A lot of confusion surrounds who should pay for certain services and expenses—and this topic is no exception. Security is a bit of a gray area about who should be maintaining it.
Responsibilities of the Landlord
The laws for what a landlord must pay for varies from sate to state. But there are still some similarities. The landlord (or property management) is responsible for renting out the property to other people and making sure said property is ready to move into and live in. Basically, the owner must make the space “habitable” for those living there, including full function of heating, electrical systems, and protection from the elements.
Besides this, basic security measures must also be handled to ensure safety of tenants.
Responsibilities of the Tenant
The responsibilities of the tenant are under the same laws set for the landlord. For the tenant, housekeeping is key. They must take care of all amenities they’ve been provided and will have to replace any damages.
Some problem tenants have the false impression that rent is the only expense they have to worry about, but that’s just not true.
So, Who’s Responsible for Security?
The responsibility of maintaining home security is pretty much split evenly between the landlord AND the tenant. One one hand, the landlord must make sure all of the basic safety measures are there, such as emergency exits, deadbolts, and window locks.
And the owner must also control upkeep of the security measures so they function correctly over time.
On the other side, tenants hold the responsibility if they damage something (or someone on their property that they know damages something). Or, if the tenant decides to add their own additional security measures to the home, they will then be responsible for those extras. If the tenant wishes to make these additions, they should notify the landlord.
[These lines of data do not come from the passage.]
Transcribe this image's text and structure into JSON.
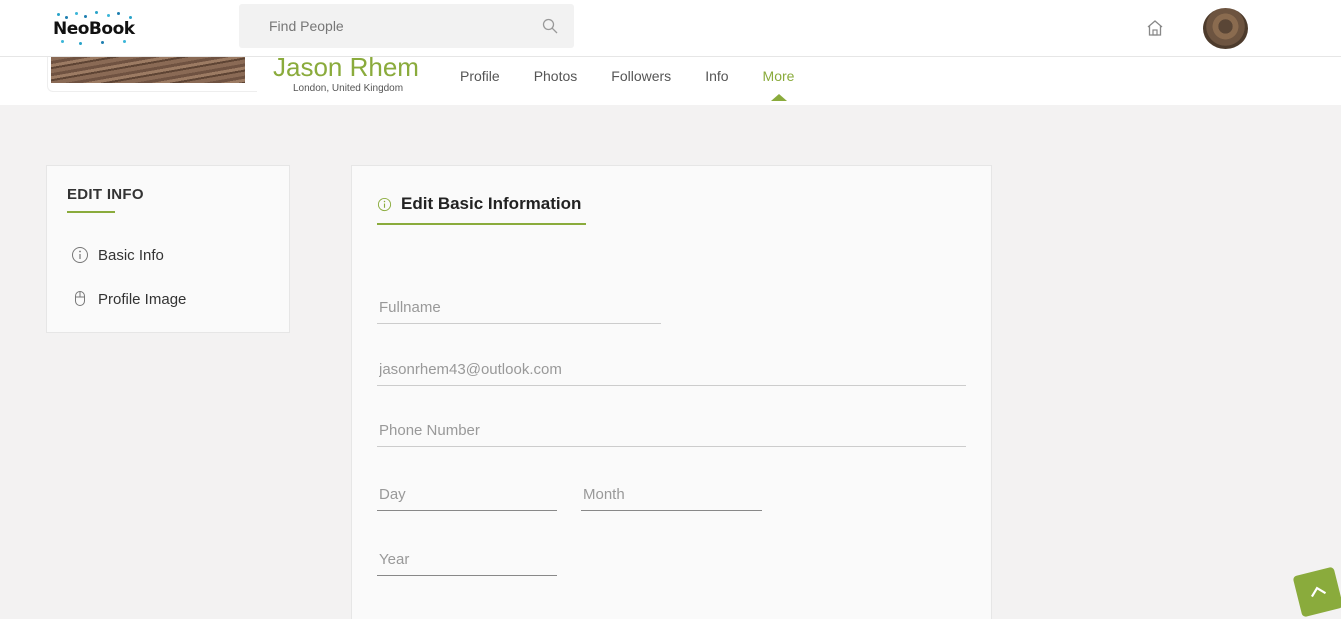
{
  "header": {
    "logo_text": "NeoBook",
    "search_placeholder": "Find People"
  },
  "profile": {
    "name": "Jason Rhem",
    "location": "London, United Kingdom",
    "tabs": [
      {
        "label": "Profile"
      },
      {
        "label": "Photos"
      },
      {
        "label": "Followers"
      },
      {
        "label": "Info"
      },
      {
        "label": "More",
        "active": true
      }
    ]
  },
  "sidebar": {
    "title": "EDIT INFO",
    "items": [
      {
        "label": "Basic Info",
        "icon": "info-icon"
      },
      {
        "label": "Profile Image",
        "icon": "mouse-icon"
      }
    ]
  },
  "form": {
    "title": "Edit Basic Information",
    "fullname_placeholder": "Fullname",
    "email_placeholder": "jasonrhem43@outlook.com",
    "phone_placeholder": "Phone Number",
    "day_placeholder": "Day",
    "month_placeholder": "Month",
    "year_placeholder": "Year"
  },
  "colors": {
    "accent": "#8aab3c",
    "background": "#f3f2f2"
  }
}
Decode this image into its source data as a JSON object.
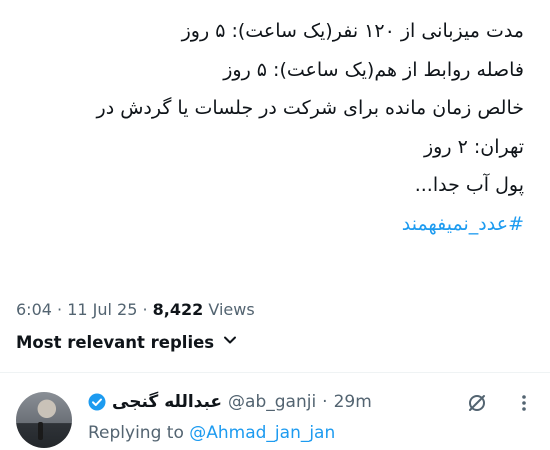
{
  "tweet": {
    "lines": [
      "مدت میزبانی از ۱۲۰ نفر(یک ساعت): ۵ روز",
      "فاصله روابط از هم(یک ساعت): ۵ روز",
      "خالص زمان مانده برای شرکت در جلسات یا گردش در",
      "تهران: ۲ روز",
      "پول آب جدا..."
    ],
    "hashtag": "#عدد_نمیفهمند",
    "time": "6:04",
    "date": "11 Jul 25",
    "views_count": "8,422",
    "views_label": "Views"
  },
  "replies_sort": {
    "label": "Most relevant replies",
    "icon": "chevron-down-icon"
  },
  "reply": {
    "display_name": "عبدالله گنجی",
    "handle": "@ab_ganji",
    "time_ago": "29m",
    "replying_prefix": "Replying to",
    "replying_to": "@Ahmad_jan_jan",
    "icons": [
      "verified-badge-icon",
      "grok-icon",
      "more-options-icon"
    ]
  },
  "colors": {
    "accent": "#1d9bf0",
    "text_primary": "#0f1419",
    "text_secondary": "#536471"
  }
}
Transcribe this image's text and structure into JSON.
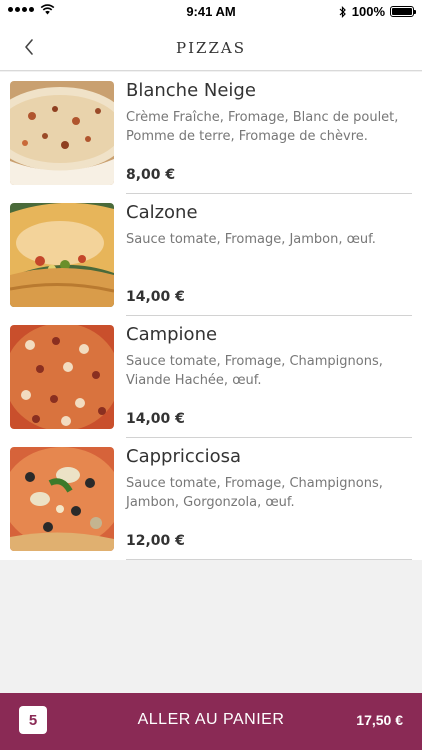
{
  "status_bar": {
    "time": "9:41 AM",
    "battery": "100%",
    "icons": [
      "signal-icon",
      "wifi-icon",
      "bluetooth-icon",
      "battery-icon"
    ]
  },
  "header": {
    "title": "PIZZAS",
    "back_icon": "chevron-left-icon"
  },
  "products": [
    {
      "name": "Blanche Neige",
      "description": "Crème Fraîche, Fromage, Blanc de poulet, Pomme de terre, Fromage de chèvre.",
      "price": "8,00 €"
    },
    {
      "name": "Calzone",
      "description": "Sauce tomate, Fromage, Jambon, œuf.",
      "price": "14,00 €"
    },
    {
      "name": "Campione",
      "description": "Sauce tomate, Fromage, Champignons, Viande Hachée, œuf.",
      "price": "14,00 €"
    },
    {
      "name": "Cappricciosa",
      "description": "Sauce tomate, Fromage, Champignons, Jambon, Gorgonzola, œuf.",
      "price": "12,00 €"
    }
  ],
  "cart": {
    "count": "5",
    "label": "ALLER AU PANIER",
    "total": "17,50 €"
  },
  "colors": {
    "accent": "#8a2a55",
    "background": "#f1f1f1"
  }
}
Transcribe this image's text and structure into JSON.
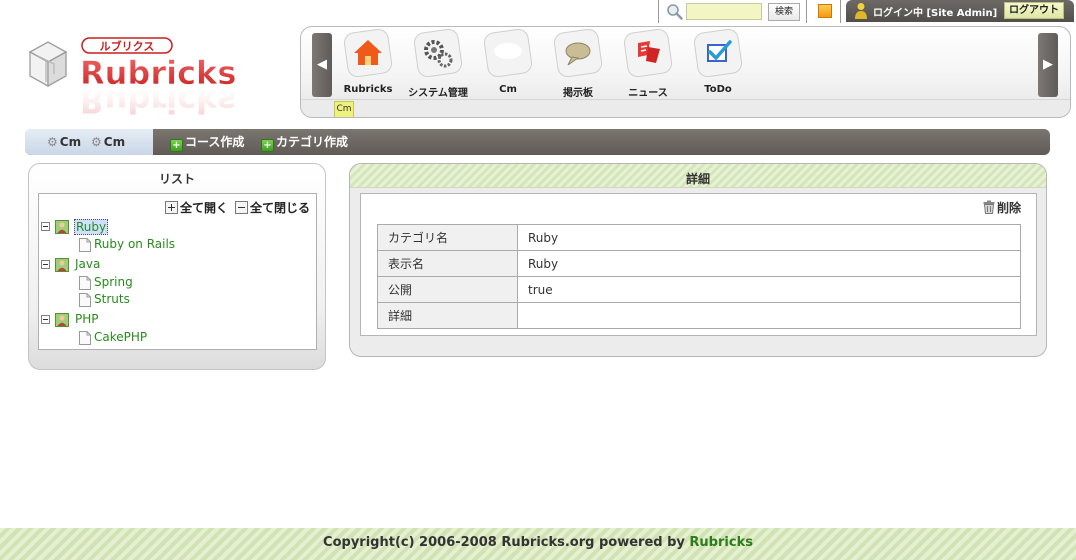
{
  "topbar": {
    "search_placeholder": "",
    "search_button": "検索",
    "login_text": "ログイン中 [Site Admin]",
    "logout": "ログアウト",
    "accent": "#f49a10"
  },
  "logo": {
    "kana": "ルブリクス",
    "name": "Rubricks"
  },
  "nav": {
    "items": [
      {
        "label": "Rubricks",
        "icon": "home-icon"
      },
      {
        "label": "システム管理",
        "icon": "gears-icon"
      },
      {
        "label": "Cm",
        "icon": "blank-icon"
      },
      {
        "label": "掲示板",
        "icon": "speech-bubble-icon"
      },
      {
        "label": "ニュース",
        "icon": "news-icon"
      },
      {
        "label": "ToDo",
        "icon": "checkbox-icon"
      }
    ],
    "sub_tab": "Cm"
  },
  "breadcrumb": {
    "items": [
      "Cm",
      "Cm"
    ]
  },
  "actions": {
    "create_course": "コース作成",
    "create_category": "カテゴリ作成"
  },
  "list": {
    "title": "リスト",
    "expand_all": "全て開く",
    "collapse_all": "全て閉じる",
    "tree": [
      {
        "label": "Ruby",
        "selected": true,
        "children": [
          "Ruby on Rails"
        ]
      },
      {
        "label": "Java",
        "children": [
          "Spring",
          "Struts"
        ]
      },
      {
        "label": "PHP",
        "children": [
          "CakePHP"
        ]
      }
    ]
  },
  "detail": {
    "title": "詳細",
    "delete": "削除",
    "rows": [
      {
        "key": "カテゴリ名",
        "value": "Ruby"
      },
      {
        "key": "表示名",
        "value": "Ruby"
      },
      {
        "key": "公開",
        "value": "true"
      },
      {
        "key": "詳細",
        "value": ""
      }
    ]
  },
  "footer": {
    "text": "Copyright(c) 2006-2008 Rubricks.org powered by",
    "link": "Rubricks"
  }
}
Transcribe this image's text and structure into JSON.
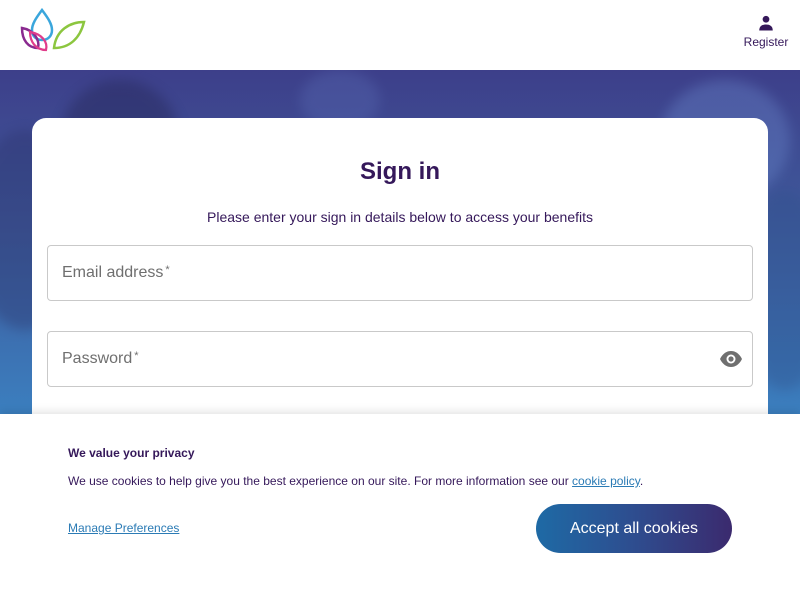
{
  "header": {
    "logo_icon": "droplet-leaves-logo-icon",
    "register_icon": "person-icon",
    "register_label": "Register"
  },
  "signin": {
    "title": "Sign in",
    "subtitle": "Please enter your sign in details below to access your benefits",
    "email_label": "Email address",
    "email_required": "*",
    "password_label": "Password",
    "password_required": "*",
    "toggle_icon": "eye-icon"
  },
  "cookie": {
    "title": "We value your privacy",
    "text_before_link": "We use cookies to help give you the best experience on our site. For more information see our ",
    "link_label": "cookie policy",
    "text_after_link": ".",
    "manage_label": "Manage Preferences",
    "accept_label": "Accept all cookies"
  },
  "colors": {
    "brand_purple": "#35185a",
    "link_blue": "#2b7bb5",
    "button_gradient_start": "#1e6aa5",
    "button_gradient_end": "#3b2a6e"
  }
}
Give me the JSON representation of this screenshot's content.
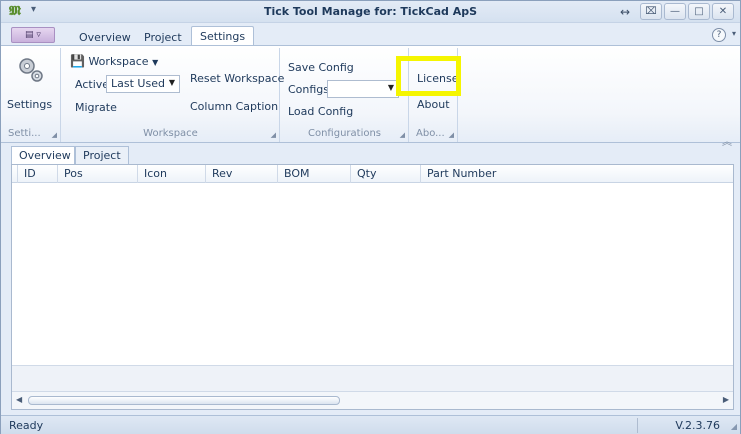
{
  "window": {
    "title": "Tick Tool Manage for: TickCad ApS"
  },
  "tabs": [
    {
      "label": "Overview"
    },
    {
      "label": "Project"
    },
    {
      "label": "Settings"
    }
  ],
  "ribbon": {
    "settings_group": {
      "button": "Settings",
      "caption": "Setti..."
    },
    "workspace_group": {
      "workspace_dropdown": "Workspace",
      "active_label": "Active",
      "active_value": "Last Used",
      "migrate": "Migrate",
      "reset_workspace": "Reset Workspace",
      "column_caption": "Column Caption",
      "caption": "Workspace"
    },
    "configurations_group": {
      "save_config": "Save Config",
      "configs_label": "Configs",
      "configs_value": "",
      "load_config": "Load Config",
      "caption": "Configurations"
    },
    "about_group": {
      "license": "License",
      "about": "About",
      "caption": "Abo..."
    }
  },
  "doc_tabs": [
    {
      "label": "Overview"
    },
    {
      "label": "Project"
    }
  ],
  "grid": {
    "columns": [
      "ID",
      "Pos",
      "Icon",
      "Rev",
      "BOM",
      "Qty",
      "Part Number"
    ]
  },
  "status": {
    "text": "Ready",
    "version": "V.2.3.76"
  },
  "colors": {
    "highlight": "#f5f500",
    "accent": "#1e395b"
  }
}
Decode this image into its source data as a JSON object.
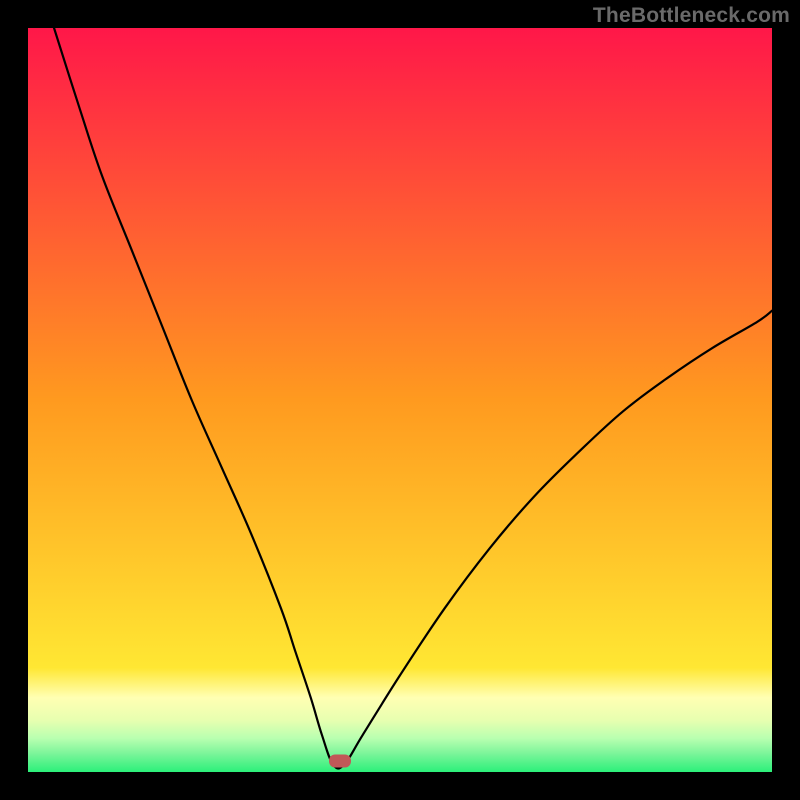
{
  "watermark": "TheBottleneck.com",
  "colors": {
    "red": "#ff1749",
    "orange": "#ff9a1f",
    "yellow": "#ffe733",
    "pale": "#ffffb3",
    "green": "#2cf07a",
    "curve": "#000000",
    "frame": "#000000",
    "marker": "#c15858"
  },
  "chart_data": {
    "type": "line",
    "title": "",
    "xlabel": "",
    "ylabel": "",
    "xlim": [
      0,
      100
    ],
    "ylim": [
      0,
      100
    ],
    "x": [
      3.5,
      7,
      10,
      14,
      18,
      22,
      26,
      30,
      34,
      36,
      38,
      39.5,
      41,
      42.5,
      45,
      50,
      56,
      62,
      68,
      74,
      80,
      86,
      92,
      98,
      100
    ],
    "y": [
      100,
      89,
      80,
      70,
      60,
      50,
      41,
      32,
      22,
      16,
      10,
      5,
      1,
      1,
      5,
      13,
      22,
      30,
      37,
      43,
      48.5,
      53,
      57,
      60.5,
      62
    ],
    "marker": {
      "x": 42,
      "y": 1.5
    },
    "gradient_bands": [
      {
        "stop": 0.0,
        "value": 100
      },
      {
        "stop": 0.5,
        "value": 50
      },
      {
        "stop": 0.9,
        "value": 10
      },
      {
        "stop": 0.97,
        "value": 3
      },
      {
        "stop": 1.0,
        "value": 0
      }
    ]
  }
}
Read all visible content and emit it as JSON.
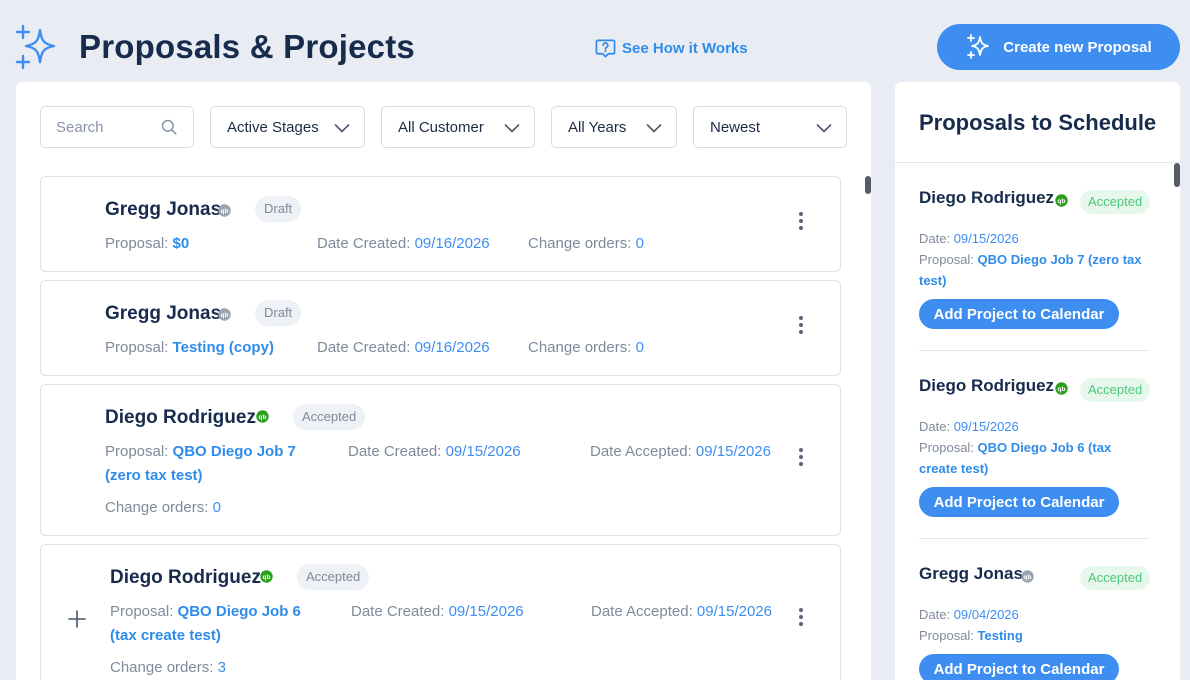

The most successful tenant-landlord relationships are built on mutual understanding about where responsibilities lie. If you can attain this with your tenant(s), it will be much easier to talk about areas like security maintenance.